NASA-funded study: industrial civilisation headed for 'irreversible collapse'? Britain's five richest families worth more than poorest 20% A New Dynamic: effective business in a circular economy. Architecture Is Elementary - Visual Thinking Through Architectural Concepts by Nathan B. Winters - Reviews, Description & more - ISBN#9780879051860. "I Don't Want Health Insurance; I Don't Need Health Insurance" An open letter from Carl Bernstein to Guardian editor Alan Rusbridger. Uh-oh, there’s a new Thomas Friedman! The Techtopus: How Silicon Valley’s most celebrated CEOs conspired to drive down 100,000 tech engineers’ wages. Owen Paterson: the minister for GM hype. Now that you know 85 people own more than half the world, here's what to do about it. Basketball: is there a formula for success?

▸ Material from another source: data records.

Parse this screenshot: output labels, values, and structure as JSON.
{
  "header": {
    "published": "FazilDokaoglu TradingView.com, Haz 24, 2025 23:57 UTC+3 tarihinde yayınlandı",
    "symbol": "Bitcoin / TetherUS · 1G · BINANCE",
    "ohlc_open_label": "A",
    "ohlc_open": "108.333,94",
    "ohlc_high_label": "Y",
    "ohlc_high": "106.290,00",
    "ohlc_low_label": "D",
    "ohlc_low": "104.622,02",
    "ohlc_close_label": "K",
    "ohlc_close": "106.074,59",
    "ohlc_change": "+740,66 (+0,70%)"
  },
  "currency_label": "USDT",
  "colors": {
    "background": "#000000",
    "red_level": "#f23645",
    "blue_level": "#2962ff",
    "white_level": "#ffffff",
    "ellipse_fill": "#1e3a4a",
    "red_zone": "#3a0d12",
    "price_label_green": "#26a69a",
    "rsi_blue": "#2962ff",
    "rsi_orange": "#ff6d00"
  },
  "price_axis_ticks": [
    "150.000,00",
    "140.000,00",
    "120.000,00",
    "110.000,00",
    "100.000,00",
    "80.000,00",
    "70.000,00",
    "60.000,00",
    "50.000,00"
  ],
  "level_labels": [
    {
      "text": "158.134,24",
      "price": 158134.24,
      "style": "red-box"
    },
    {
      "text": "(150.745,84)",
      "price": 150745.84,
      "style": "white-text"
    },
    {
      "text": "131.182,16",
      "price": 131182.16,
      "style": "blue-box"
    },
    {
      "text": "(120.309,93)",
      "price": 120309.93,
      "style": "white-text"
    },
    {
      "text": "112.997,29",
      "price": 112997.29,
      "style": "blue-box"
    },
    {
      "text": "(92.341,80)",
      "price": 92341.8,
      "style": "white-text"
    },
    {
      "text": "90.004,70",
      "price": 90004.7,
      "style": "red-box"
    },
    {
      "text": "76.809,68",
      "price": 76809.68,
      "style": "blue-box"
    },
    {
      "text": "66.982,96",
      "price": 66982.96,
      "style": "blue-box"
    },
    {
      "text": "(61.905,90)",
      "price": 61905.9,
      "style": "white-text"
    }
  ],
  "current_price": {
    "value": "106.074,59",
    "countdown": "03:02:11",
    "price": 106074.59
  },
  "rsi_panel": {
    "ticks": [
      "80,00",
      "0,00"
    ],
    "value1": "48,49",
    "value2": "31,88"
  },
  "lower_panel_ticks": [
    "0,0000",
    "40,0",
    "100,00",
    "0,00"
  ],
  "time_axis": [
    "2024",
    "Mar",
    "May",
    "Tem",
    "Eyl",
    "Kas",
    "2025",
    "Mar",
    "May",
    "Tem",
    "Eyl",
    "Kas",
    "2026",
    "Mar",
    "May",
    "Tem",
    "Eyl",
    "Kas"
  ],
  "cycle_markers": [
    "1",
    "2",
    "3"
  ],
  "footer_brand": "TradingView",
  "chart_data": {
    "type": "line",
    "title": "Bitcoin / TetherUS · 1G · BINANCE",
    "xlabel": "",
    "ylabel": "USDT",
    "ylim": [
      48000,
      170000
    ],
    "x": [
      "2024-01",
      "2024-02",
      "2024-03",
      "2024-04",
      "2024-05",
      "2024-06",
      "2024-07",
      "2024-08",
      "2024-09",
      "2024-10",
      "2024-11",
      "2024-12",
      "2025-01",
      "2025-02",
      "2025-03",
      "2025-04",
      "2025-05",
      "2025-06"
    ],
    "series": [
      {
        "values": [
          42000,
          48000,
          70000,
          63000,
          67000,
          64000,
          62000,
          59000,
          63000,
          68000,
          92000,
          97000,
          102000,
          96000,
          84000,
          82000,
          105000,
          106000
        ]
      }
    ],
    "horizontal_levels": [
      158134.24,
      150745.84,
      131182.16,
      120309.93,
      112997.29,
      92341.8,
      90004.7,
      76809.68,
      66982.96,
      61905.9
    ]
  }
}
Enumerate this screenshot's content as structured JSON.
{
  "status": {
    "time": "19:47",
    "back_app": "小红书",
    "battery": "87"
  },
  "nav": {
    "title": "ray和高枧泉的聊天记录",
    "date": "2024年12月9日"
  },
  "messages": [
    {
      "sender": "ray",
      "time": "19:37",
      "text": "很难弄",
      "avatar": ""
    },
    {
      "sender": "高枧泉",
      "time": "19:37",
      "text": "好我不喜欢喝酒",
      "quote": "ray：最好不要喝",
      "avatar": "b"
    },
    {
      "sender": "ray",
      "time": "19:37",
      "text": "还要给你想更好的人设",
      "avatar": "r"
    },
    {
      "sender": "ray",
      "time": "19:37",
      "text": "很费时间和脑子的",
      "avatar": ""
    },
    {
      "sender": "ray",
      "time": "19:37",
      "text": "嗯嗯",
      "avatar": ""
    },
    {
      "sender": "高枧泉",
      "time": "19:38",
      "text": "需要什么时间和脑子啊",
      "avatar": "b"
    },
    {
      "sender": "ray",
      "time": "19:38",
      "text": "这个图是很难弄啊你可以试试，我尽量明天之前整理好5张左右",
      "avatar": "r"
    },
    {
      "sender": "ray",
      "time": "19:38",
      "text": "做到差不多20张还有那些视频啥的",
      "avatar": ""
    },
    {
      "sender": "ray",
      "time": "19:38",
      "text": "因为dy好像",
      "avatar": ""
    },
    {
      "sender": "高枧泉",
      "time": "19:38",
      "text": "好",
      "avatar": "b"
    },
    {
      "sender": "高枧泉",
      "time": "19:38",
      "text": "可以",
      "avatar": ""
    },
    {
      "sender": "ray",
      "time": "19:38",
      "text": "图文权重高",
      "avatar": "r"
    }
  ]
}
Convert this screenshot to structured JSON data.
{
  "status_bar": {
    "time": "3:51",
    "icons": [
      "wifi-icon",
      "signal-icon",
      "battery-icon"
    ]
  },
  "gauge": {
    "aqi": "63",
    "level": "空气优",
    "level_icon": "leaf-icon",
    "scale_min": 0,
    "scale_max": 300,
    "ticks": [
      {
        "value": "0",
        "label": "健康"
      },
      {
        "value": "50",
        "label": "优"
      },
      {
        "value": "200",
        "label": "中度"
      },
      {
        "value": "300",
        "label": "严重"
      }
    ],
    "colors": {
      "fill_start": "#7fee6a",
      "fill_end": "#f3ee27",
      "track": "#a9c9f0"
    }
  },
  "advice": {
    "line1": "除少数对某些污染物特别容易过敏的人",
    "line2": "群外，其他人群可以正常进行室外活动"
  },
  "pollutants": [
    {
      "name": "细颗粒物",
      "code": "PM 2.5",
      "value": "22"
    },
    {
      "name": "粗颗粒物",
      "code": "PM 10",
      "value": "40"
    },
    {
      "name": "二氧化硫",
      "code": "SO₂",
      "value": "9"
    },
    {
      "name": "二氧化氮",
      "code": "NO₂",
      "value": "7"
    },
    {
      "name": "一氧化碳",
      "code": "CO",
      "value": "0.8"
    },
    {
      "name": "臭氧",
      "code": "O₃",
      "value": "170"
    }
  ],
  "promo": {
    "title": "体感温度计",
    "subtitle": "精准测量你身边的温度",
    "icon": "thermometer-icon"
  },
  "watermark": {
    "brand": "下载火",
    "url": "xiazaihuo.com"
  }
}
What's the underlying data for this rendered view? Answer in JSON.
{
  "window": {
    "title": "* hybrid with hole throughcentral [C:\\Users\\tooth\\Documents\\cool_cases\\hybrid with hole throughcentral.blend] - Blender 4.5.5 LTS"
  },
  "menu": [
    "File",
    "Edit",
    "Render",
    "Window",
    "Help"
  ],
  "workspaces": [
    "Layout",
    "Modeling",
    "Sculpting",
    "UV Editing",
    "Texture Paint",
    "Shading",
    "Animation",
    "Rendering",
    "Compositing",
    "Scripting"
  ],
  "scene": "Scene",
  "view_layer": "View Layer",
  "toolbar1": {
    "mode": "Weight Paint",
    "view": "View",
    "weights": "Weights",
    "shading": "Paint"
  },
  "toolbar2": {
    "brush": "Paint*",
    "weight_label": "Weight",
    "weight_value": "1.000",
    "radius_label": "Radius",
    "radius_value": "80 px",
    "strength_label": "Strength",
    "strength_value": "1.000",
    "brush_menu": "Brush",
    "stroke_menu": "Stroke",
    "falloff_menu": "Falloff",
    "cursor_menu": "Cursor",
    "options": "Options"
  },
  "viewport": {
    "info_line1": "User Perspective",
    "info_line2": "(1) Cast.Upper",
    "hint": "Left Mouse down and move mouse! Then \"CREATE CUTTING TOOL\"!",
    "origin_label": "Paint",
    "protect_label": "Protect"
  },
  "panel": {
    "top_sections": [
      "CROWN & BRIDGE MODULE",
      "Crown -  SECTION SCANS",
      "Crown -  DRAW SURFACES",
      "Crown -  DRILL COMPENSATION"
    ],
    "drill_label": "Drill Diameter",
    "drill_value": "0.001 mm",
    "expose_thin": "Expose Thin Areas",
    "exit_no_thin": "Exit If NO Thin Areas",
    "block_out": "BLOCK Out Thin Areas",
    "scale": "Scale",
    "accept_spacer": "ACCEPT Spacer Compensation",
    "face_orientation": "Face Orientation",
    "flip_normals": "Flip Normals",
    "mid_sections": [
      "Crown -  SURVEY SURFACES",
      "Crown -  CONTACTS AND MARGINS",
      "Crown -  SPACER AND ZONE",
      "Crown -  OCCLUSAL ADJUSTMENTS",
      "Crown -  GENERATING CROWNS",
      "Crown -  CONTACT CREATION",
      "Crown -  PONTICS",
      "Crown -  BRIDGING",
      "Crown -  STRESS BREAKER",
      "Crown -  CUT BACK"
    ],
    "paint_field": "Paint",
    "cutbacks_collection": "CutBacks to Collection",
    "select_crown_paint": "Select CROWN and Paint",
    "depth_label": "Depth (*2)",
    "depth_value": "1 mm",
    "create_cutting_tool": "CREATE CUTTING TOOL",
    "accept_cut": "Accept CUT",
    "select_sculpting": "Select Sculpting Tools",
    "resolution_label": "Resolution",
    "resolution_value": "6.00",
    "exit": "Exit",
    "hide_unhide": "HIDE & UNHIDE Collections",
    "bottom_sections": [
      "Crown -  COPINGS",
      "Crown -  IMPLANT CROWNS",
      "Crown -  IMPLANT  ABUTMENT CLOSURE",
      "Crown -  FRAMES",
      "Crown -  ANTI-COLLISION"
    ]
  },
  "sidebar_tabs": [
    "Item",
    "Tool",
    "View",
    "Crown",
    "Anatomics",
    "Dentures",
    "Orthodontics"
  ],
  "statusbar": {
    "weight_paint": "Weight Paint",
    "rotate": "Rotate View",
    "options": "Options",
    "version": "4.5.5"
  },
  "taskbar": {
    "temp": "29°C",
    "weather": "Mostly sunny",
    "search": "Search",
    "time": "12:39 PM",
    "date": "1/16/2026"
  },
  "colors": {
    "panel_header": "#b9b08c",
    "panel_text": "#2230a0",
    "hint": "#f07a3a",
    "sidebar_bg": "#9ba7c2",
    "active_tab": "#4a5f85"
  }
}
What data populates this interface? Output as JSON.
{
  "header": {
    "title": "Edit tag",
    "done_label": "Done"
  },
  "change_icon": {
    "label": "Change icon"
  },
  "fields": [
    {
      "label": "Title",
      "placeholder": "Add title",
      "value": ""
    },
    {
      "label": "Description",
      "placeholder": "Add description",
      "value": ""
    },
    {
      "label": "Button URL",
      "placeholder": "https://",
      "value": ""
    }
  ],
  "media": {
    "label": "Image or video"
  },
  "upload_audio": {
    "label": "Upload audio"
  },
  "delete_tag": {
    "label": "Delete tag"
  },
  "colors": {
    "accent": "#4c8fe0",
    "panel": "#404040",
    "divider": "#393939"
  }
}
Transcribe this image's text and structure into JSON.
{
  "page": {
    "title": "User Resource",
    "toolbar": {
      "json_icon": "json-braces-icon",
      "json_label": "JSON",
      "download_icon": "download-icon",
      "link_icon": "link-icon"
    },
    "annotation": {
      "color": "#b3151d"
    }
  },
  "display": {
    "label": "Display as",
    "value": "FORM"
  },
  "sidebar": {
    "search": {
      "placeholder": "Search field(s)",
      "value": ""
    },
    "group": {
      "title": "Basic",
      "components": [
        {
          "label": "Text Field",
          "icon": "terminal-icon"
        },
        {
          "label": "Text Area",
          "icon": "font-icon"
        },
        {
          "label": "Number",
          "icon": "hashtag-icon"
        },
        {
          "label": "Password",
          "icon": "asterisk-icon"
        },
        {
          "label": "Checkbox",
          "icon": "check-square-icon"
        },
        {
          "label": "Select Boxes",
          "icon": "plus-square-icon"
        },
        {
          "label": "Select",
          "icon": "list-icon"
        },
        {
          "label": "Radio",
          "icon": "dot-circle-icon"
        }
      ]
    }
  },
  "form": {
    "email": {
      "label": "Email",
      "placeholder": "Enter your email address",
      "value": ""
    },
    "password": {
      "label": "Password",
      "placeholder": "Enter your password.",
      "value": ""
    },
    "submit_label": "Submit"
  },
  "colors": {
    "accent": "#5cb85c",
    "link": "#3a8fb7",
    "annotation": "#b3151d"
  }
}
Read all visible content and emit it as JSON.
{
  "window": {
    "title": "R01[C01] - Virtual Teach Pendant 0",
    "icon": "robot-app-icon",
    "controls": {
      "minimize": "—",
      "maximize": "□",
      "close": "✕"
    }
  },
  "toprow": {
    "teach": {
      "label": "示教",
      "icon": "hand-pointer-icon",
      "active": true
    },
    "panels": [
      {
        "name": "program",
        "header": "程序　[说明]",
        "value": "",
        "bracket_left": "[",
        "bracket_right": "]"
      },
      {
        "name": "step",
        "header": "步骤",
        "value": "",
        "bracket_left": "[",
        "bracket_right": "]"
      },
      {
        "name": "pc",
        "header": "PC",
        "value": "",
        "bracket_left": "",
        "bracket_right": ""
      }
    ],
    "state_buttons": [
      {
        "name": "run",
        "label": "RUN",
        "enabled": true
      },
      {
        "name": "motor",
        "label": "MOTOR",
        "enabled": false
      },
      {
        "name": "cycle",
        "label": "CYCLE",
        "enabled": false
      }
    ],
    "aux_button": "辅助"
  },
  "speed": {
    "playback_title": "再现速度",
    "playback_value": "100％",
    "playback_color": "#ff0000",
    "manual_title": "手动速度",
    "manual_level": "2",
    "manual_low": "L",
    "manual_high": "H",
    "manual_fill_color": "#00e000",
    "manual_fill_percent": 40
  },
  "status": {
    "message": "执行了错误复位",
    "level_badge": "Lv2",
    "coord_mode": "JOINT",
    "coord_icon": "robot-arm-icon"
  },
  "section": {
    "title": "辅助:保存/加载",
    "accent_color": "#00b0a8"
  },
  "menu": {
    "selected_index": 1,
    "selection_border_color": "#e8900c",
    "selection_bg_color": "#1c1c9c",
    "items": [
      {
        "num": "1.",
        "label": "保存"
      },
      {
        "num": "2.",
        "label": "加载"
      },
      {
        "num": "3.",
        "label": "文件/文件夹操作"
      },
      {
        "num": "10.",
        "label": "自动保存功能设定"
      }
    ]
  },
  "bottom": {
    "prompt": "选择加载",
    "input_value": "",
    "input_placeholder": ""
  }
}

An Englishman’s Home is His Cash Cow. What Does Borgen Do? President Dwight D. Eisenhower's Farewell Address (1961) Student-built homes idle in down market. The genetically modified food debate: Where do we begin? Will the Battersea Power Station revamp ruin the brick beast? Articles - Gardens of Democracy. 25 Killer Websites that Make You Cleverer. Craft. Richard Sennett - Sociology Books. Richard Sennett - Recorded Lectures & Talks. We can't wash our hands of climate change. So let's roll up our sleeves. George Carlin: how does our economic system work? Interactive: Snake Oil Supplements? The scientific evidence for health supplements. Ethical Consumer: the alternative consumer organisation. Promoting accuracy in public debate.